| WHAT THE TASK ASKS |
Among the entries below, determine how many lines contain the word "color" and state only that figure.

Start of PROVIDED INFORMATION

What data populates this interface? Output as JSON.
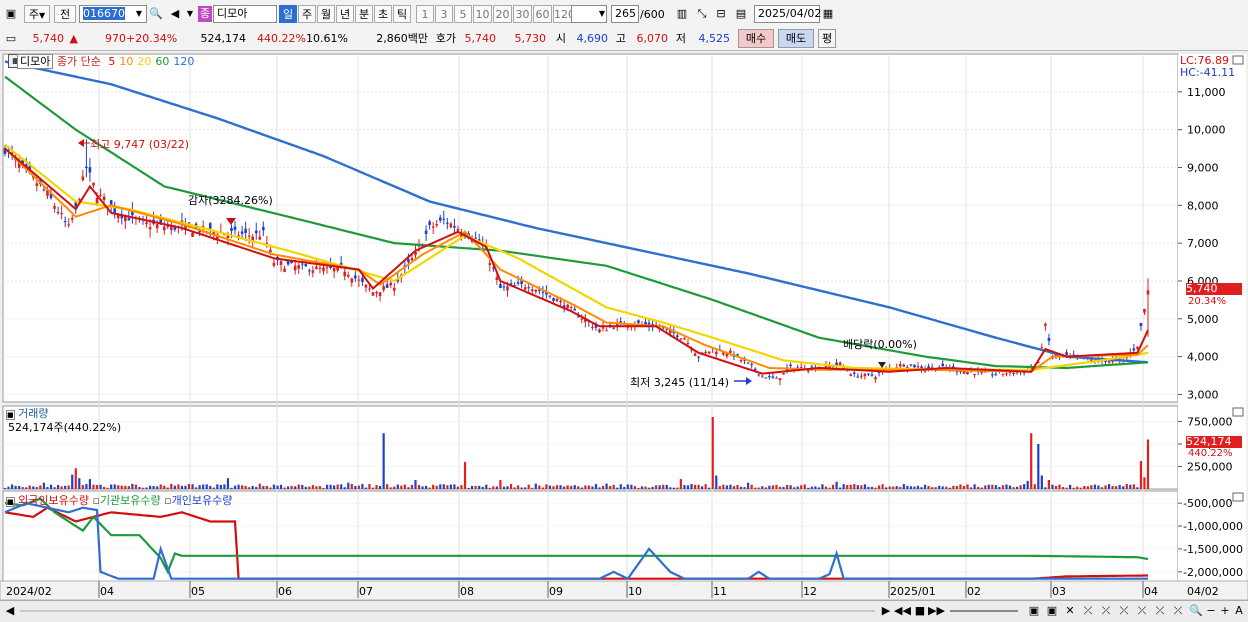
{
  "toolbar": {
    "market": "주",
    "prev": "전",
    "code": "016670",
    "type_badge": "종",
    "name": "디모아",
    "periods": [
      "일",
      "주",
      "월",
      "년",
      "분",
      "초",
      "틱"
    ],
    "active_period": "일",
    "minutes": [
      "1",
      "3",
      "5",
      "10",
      "20",
      "30",
      "60",
      "120"
    ],
    "count": "265",
    "count_max": "/600",
    "date": "2025/04/02"
  },
  "quote": {
    "price": "5,740",
    "change_arrow": "▲",
    "change": "970",
    "change_pct": "+20.34%",
    "volume": "524,174",
    "volume_ratio": "440.22%",
    "turnover": "10.61%",
    "amount": "2,860백만",
    "bid_label": "호가",
    "ask": "5,740",
    "bid": "5,730",
    "open_label": "시",
    "open": "4,690",
    "high_label": "고",
    "high": "6,070",
    "low_label": "저",
    "low": "4,525",
    "buy_label": "매수",
    "sell_label": "매도",
    "eval_label": "평"
  },
  "legend": {
    "name": "디모아",
    "label": "종가 단순",
    "mas": [
      {
        "p": "5",
        "color": "#d01010"
      },
      {
        "p": "10",
        "color": "#ff8c00"
      },
      {
        "p": "20",
        "color": "#f2d600"
      },
      {
        "p": "60",
        "color": "#1e9a3a"
      },
      {
        "p": "120",
        "color": "#2f6fd0"
      }
    ]
  },
  "price_panel": {
    "lc": "LC:76.89",
    "hc": "HC:-41.11",
    "last_price": "5,740",
    "last_pct": "20.34%",
    "annot_high": "최고 9,747 (03/22)",
    "annot_gap": "감자(3284.26%)",
    "annot_div": "배당락(0.00%)",
    "annot_low": "최저 3,245 (11/14)"
  },
  "volume_panel": {
    "title": "거래량",
    "value": "524,174주(440.22%)",
    "last": "524,174",
    "last_pct": "440.22%"
  },
  "holding_panel": {
    "t1": "외국인보유수량",
    "t2": "기관보유수량",
    "t3": "개인보유수량"
  },
  "chart_data": [
    {
      "type": "candlestick",
      "ylim": [
        2800,
        12000
      ],
      "yticks": [
        "11,000",
        "10,000",
        "9,000",
        "8,000",
        "7,000",
        "6,000",
        "5,000",
        "4,000",
        "3,000"
      ],
      "ytick_values": [
        11000,
        10000,
        9000,
        8000,
        7000,
        6000,
        5000,
        4000,
        3000
      ],
      "x_labels": [
        "2024/02",
        "04",
        "05",
        "06",
        "07",
        "08",
        "09",
        "10",
        "11",
        "12",
        "2025/01",
        "02",
        "03",
        "04",
        "04/02"
      ],
      "close_keyframes": [
        [
          0,
          9500
        ],
        [
          5,
          9000
        ],
        [
          12,
          8300
        ],
        [
          18,
          7400
        ],
        [
          20,
          7900
        ],
        [
          23,
          9000
        ],
        [
          26,
          8300
        ],
        [
          32,
          7800
        ],
        [
          40,
          7500
        ],
        [
          50,
          7400
        ],
        [
          60,
          7300
        ],
        [
          70,
          7200
        ],
        [
          73,
          7250
        ],
        [
          76,
          6500
        ],
        [
          80,
          6400
        ],
        [
          90,
          6300
        ],
        [
          96,
          6300
        ],
        [
          104,
          5700
        ],
        [
          110,
          5900
        ],
        [
          116,
          6700
        ],
        [
          120,
          7400
        ],
        [
          124,
          7600
        ],
        [
          128,
          7400
        ],
        [
          132,
          7200
        ],
        [
          136,
          6800
        ],
        [
          140,
          5800
        ],
        [
          148,
          5900
        ],
        [
          156,
          5500
        ],
        [
          162,
          5100
        ],
        [
          168,
          4700
        ],
        [
          176,
          4900
        ],
        [
          184,
          4800
        ],
        [
          192,
          4500
        ],
        [
          196,
          4000
        ],
        [
          200,
          4200
        ],
        [
          205,
          4100
        ],
        [
          210,
          3800
        ],
        [
          214,
          3500
        ],
        [
          218,
          3400
        ],
        [
          222,
          3700
        ],
        [
          230,
          3700
        ],
        [
          236,
          3800
        ],
        [
          240,
          3500
        ],
        [
          246,
          3500
        ],
        [
          250,
          3700
        ],
        [
          254,
          3800
        ],
        [
          260,
          3700
        ],
        [
          266,
          3700
        ],
        [
          272,
          3600
        ],
        [
          280,
          3550
        ],
        [
          288,
          3600
        ],
        [
          292,
          3800
        ],
        [
          294,
          4800
        ],
        [
          296,
          4000
        ],
        [
          300,
          4000
        ],
        [
          308,
          3900
        ],
        [
          316,
          3900
        ],
        [
          320,
          4300
        ],
        [
          323,
          5740
        ]
      ],
      "high": 9747,
      "low": 3245,
      "last": 5740,
      "ma5": [
        [
          0,
          9500
        ],
        [
          20,
          7900
        ],
        [
          24,
          8500
        ],
        [
          30,
          7800
        ],
        [
          50,
          7400
        ],
        [
          76,
          6600
        ],
        [
          100,
          6300
        ],
        [
          104,
          5800
        ],
        [
          116,
          6800
        ],
        [
          128,
          7300
        ],
        [
          136,
          6900
        ],
        [
          140,
          6000
        ],
        [
          160,
          5200
        ],
        [
          168,
          4800
        ],
        [
          184,
          4800
        ],
        [
          196,
          4100
        ],
        [
          214,
          3550
        ],
        [
          230,
          3700
        ],
        [
          250,
          3600
        ],
        [
          266,
          3700
        ],
        [
          290,
          3600
        ],
        [
          294,
          4200
        ],
        [
          300,
          4000
        ],
        [
          320,
          4100
        ],
        [
          323,
          4700
        ]
      ],
      "ma10": [
        [
          0,
          9500
        ],
        [
          20,
          7700
        ],
        [
          30,
          8000
        ],
        [
          50,
          7500
        ],
        [
          76,
          6700
        ],
        [
          100,
          6300
        ],
        [
          106,
          5900
        ],
        [
          118,
          6700
        ],
        [
          130,
          7300
        ],
        [
          140,
          6300
        ],
        [
          160,
          5400
        ],
        [
          170,
          4900
        ],
        [
          186,
          4800
        ],
        [
          198,
          4300
        ],
        [
          216,
          3700
        ],
        [
          232,
          3650
        ],
        [
          262,
          3650
        ],
        [
          290,
          3600
        ],
        [
          296,
          4000
        ],
        [
          320,
          4050
        ],
        [
          323,
          4300
        ]
      ],
      "ma20": [
        [
          0,
          9600
        ],
        [
          20,
          8100
        ],
        [
          35,
          7900
        ],
        [
          60,
          7300
        ],
        [
          80,
          6800
        ],
        [
          110,
          6000
        ],
        [
          130,
          7200
        ],
        [
          145,
          6600
        ],
        [
          170,
          5300
        ],
        [
          186,
          4900
        ],
        [
          200,
          4500
        ],
        [
          220,
          3900
        ],
        [
          240,
          3700
        ],
        [
          270,
          3650
        ],
        [
          290,
          3650
        ],
        [
          310,
          3900
        ],
        [
          323,
          4100
        ]
      ],
      "ma60": [
        [
          0,
          11400
        ],
        [
          20,
          10000
        ],
        [
          45,
          8500
        ],
        [
          80,
          7700
        ],
        [
          110,
          7000
        ],
        [
          140,
          6800
        ],
        [
          170,
          6400
        ],
        [
          200,
          5500
        ],
        [
          230,
          4500
        ],
        [
          260,
          4000
        ],
        [
          280,
          3750
        ],
        [
          300,
          3700
        ],
        [
          323,
          3850
        ]
      ],
      "ma120": [
        [
          0,
          11800
        ],
        [
          30,
          11200
        ],
        [
          60,
          10300
        ],
        [
          90,
          9300
        ],
        [
          120,
          8100
        ],
        [
          150,
          7400
        ],
        [
          180,
          6800
        ],
        [
          210,
          6200
        ],
        [
          250,
          5300
        ],
        [
          280,
          4500
        ],
        [
          300,
          4000
        ],
        [
          323,
          3850
        ]
      ]
    },
    {
      "type": "bar",
      "ylim": [
        0,
        900000
      ],
      "yticks": [
        "750,000",
        "500,000",
        "250,000"
      ],
      "ytick_values": [
        750000,
        500000,
        250000
      ],
      "spikes": [
        [
          11,
          70000
        ],
        [
          19,
          160000
        ],
        [
          20,
          230000
        ],
        [
          21,
          120000
        ],
        [
          24,
          110000
        ],
        [
          44,
          50000
        ],
        [
          63,
          120000
        ],
        [
          72,
          60000
        ],
        [
          97,
          70000
        ],
        [
          107,
          620000
        ],
        [
          116,
          100000
        ],
        [
          130,
          300000
        ],
        [
          140,
          100000
        ],
        [
          150,
          60000
        ],
        [
          170,
          60000
        ],
        [
          191,
          110000
        ],
        [
          200,
          800000
        ],
        [
          201,
          150000
        ],
        [
          210,
          70000
        ],
        [
          235,
          80000
        ],
        [
          289,
          90000
        ],
        [
          290,
          620000
        ],
        [
          292,
          500000
        ],
        [
          293,
          150000
        ],
        [
          295,
          100000
        ],
        [
          321,
          310000
        ],
        [
          322,
          130000
        ],
        [
          323,
          550000
        ]
      ]
    },
    {
      "type": "line",
      "ylim": [
        -2200000,
        -300000
      ],
      "yticks": [
        "-500,000",
        "-1,000,000",
        "-1,500,000",
        "-2,000,000"
      ],
      "ytick_values": [
        -500000,
        -1000000,
        -1500000,
        -2000000
      ],
      "series": [
        {
          "name": "외국인보유수량",
          "color": "#d01010",
          "points": [
            [
              0,
              -700000
            ],
            [
              8,
              -800000
            ],
            [
              12,
              -600000
            ],
            [
              20,
              -900000
            ],
            [
              30,
              -700000
            ],
            [
              44,
              -800000
            ],
            [
              50,
              -700000
            ],
            [
              58,
              -900000
            ],
            [
              65,
              -900000
            ],
            [
              66,
              -2150000
            ],
            [
              120,
              -2150000
            ],
            [
              200,
              -2150000
            ],
            [
              290,
              -2150000
            ],
            [
              300,
              -2100000
            ],
            [
              323,
              -2080000
            ]
          ]
        },
        {
          "name": "기관보유수량",
          "color": "#1e9a3a",
          "points": [
            [
              0,
              -500000
            ],
            [
              5,
              -550000
            ],
            [
              10,
              -400000
            ],
            [
              14,
              -700000
            ],
            [
              18,
              -900000
            ],
            [
              22,
              -1100000
            ],
            [
              25,
              -800000
            ],
            [
              30,
              -1200000
            ],
            [
              38,
              -1200000
            ],
            [
              44,
              -1700000
            ],
            [
              46,
              -2000000
            ],
            [
              48,
              -1600000
            ],
            [
              50,
              -1650000
            ],
            [
              100,
              -1650000
            ],
            [
              200,
              -1650000
            ],
            [
              290,
              -1650000
            ],
            [
              320,
              -1680000
            ],
            [
              323,
              -1720000
            ]
          ]
        },
        {
          "name": "개인보유수량",
          "color": "#2f6fd0",
          "points": [
            [
              0,
              -700000
            ],
            [
              6,
              -500000
            ],
            [
              12,
              -600000
            ],
            [
              18,
              -700000
            ],
            [
              22,
              -600000
            ],
            [
              26,
              -650000
            ],
            [
              27,
              -2000000
            ],
            [
              32,
              -2150000
            ],
            [
              42,
              -2150000
            ],
            [
              44,
              -1500000
            ],
            [
              47,
              -2150000
            ],
            [
              120,
              -2150000
            ],
            [
              168,
              -2150000
            ],
            [
              172,
              -2000000
            ],
            [
              176,
              -2150000
            ],
            [
              182,
              -1500000
            ],
            [
              188,
              -2000000
            ],
            [
              192,
              -2150000
            ],
            [
              210,
              -2150000
            ],
            [
              213,
              -2000000
            ],
            [
              216,
              -2150000
            ],
            [
              230,
              -2150000
            ],
            [
              233,
              -2050000
            ],
            [
              235,
              -1600000
            ],
            [
              237,
              -2150000
            ],
            [
              300,
              -2150000
            ],
            [
              323,
              -2150000
            ]
          ]
        }
      ]
    }
  ]
}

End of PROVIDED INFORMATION

| TASK SOLUTION |
8